All dogs great and small
There's a western myth out there that needs to be set right: the myth of the western mountain dog, the notion that to be a great canine companion in the rough and tumble American West, a dog must be robust, daring, unpampered, as comfortable in the rugged backcountry as it is on the couch. A real western mountain dog, goes the myth, has paws big enough to strangle an angry rattler, a bark so fierce it sends bears, baddies and salesmen alike running for the hills; you can take it anywhere -- fishing, hunting, hiking, camping -- and it will love you for it. In other words, if you can fit your dog in your purse, go the hell back to New York City.
Based on the dogs I usually see when I'm out and about in the West, I'd say people have pretty well agreed that labs, collies, and shepherds are the breeds most capable of living up to the western dog ideal. These dogs are great breeds, no doubt. In fact, the American Kennel Club just announced that, in 2011, the lab was the most popular breed in America, followed closely by the German shepherd, beagle, and golden retriever. But I would argue that the perfect western mountain dog knows no breed, and no size, either.
... Enter Daisy, the intrepid mountain Pomeranian.
I got Daisy back in '07 when I was friendless, working a shit job, and living with my parents at home in Billings, Montana. Having grown up with a border collie, I had never considered myself a "small-dog" person. In fact, at the time, I was obsessed with Bernese mountain dogs and hoped I might find a similar-looking dog at the shelter. Instead, I left the place with what people have described to me as a living floor-mop.

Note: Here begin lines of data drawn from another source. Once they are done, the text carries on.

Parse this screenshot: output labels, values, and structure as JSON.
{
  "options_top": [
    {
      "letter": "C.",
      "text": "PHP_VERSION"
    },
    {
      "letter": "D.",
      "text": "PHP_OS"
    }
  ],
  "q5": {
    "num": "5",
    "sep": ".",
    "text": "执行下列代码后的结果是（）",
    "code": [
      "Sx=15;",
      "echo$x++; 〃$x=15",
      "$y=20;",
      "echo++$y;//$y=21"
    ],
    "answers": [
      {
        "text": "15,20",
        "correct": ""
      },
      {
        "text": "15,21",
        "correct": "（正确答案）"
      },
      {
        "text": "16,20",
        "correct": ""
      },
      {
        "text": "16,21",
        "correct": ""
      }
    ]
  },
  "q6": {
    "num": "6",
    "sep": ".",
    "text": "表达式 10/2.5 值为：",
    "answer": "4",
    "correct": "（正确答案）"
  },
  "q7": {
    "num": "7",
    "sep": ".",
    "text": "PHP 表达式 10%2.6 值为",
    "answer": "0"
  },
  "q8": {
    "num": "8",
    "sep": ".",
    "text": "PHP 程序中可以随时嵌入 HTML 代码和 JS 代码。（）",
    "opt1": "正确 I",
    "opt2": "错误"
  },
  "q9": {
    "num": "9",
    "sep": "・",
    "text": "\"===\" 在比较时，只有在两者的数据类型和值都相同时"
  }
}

"Precious", as the shelter staff called her, walked over to me not five seconds after I came in the door, plopped her fluffy little butt down next to me and looked up. Her pointy ears, long nose and black-tipped orange fur made her look like a fox kit with a bad dye job. She reminded me of Sir Didymus, the gallant fox-like knight puppet from Jim Henson's movie "The Labyrinth". Needless to say, I adopted her on the spot.
I'm not going to lie; Daisy is as spoiled rotten as she looks. All she would eat during our first week together was prosciutto. But I'm pleased to report that I have since weaned her off expensive Italian meats and onto cans of Alpo Prime Cut Slices with gravy. And, yes, the brain capacity her tiny cranium affords is limited. She is also, I admit, fond of pillows. But don't be fooled. When it comes to outdoor adventure, she's a beast.
Whether I'm hiking in the Beartooths, canoeing the Jefferson, or camping in the Pryors, Daisy comes along. Being a small dog in the great outdoors has its disadvantages, of course. She tires faster than big dogs, has trouble navigating through tall grass and tangled undergrowth, and, if we ever encountered a bear, I doubt she'd be much help other than, say, serving as a potentially distracting appetizer.
But Daisy's size comes in handy too, especially when we're camping. She fits great in a tent, snuggling easily into the empty space between my head and the tent wall. And while Daisy doesn't often bark, when she does, it's shrill and ear splitting; a great alarm system for a girl out camping alone.
And I couldn't ask for a better fishing dog. She never gets in the way or tangles my line, just curls up in the sun on the bank and patiently watches me cast. When I have to cross the river, I just hold Daisy in one arm and my rod in the other, and unlike labs and retrievers, Pomeranians don't care much for water, so Daisy never jumps in and spooks the fish. Our old border collie used to tear off after squirrels and birds and passing cars; you'd have to put down your rod and go after him. But the only things I've ever seen Daisy chase are Canada geese, and, honestly, who doesn't want to chase Canada geese … silly garbage birds.
The looks Daisy and I get from old-hat fishermen and their hounds when we walk past are priceless, especially so when Daisy wears her dog-sized fly-fishing vest (What!? It was a gift from my sister-in-law!). Fishermen will often ask me if they can use Daisy as bait, "to catch the big one," or suggest that I use her fur for fly hackle. But she takes it all in stride.
Daisy's at her best, though, in the mountains (Pomeranians are, after all, descended from a group of arctic sled dogs).
She summits steep slopes and precarious talus piles with the ease and grace of a mountain goat. She adores alpine meadows, looks at home there even. She loves to flatten out and run circles--butt tucked, nose in the air-- through blooming fields of bluebells and buttercups. I think she likes the way the springy summer tundra feels beneath her paws.
In fact, I've yet to see another dog look as joyful as Daisy looks when she's running, flat-out, across a mountain meadow.
Little dogs like Daisy may not look the part of the typical western mountain dog, but if you banish from your mind the assumption that little dogs are only good for lap warming and looking cute, you may just discover that they love exploring the West as much as you do.
Marian Lyman Kirst is an editorial fellow at High Country News.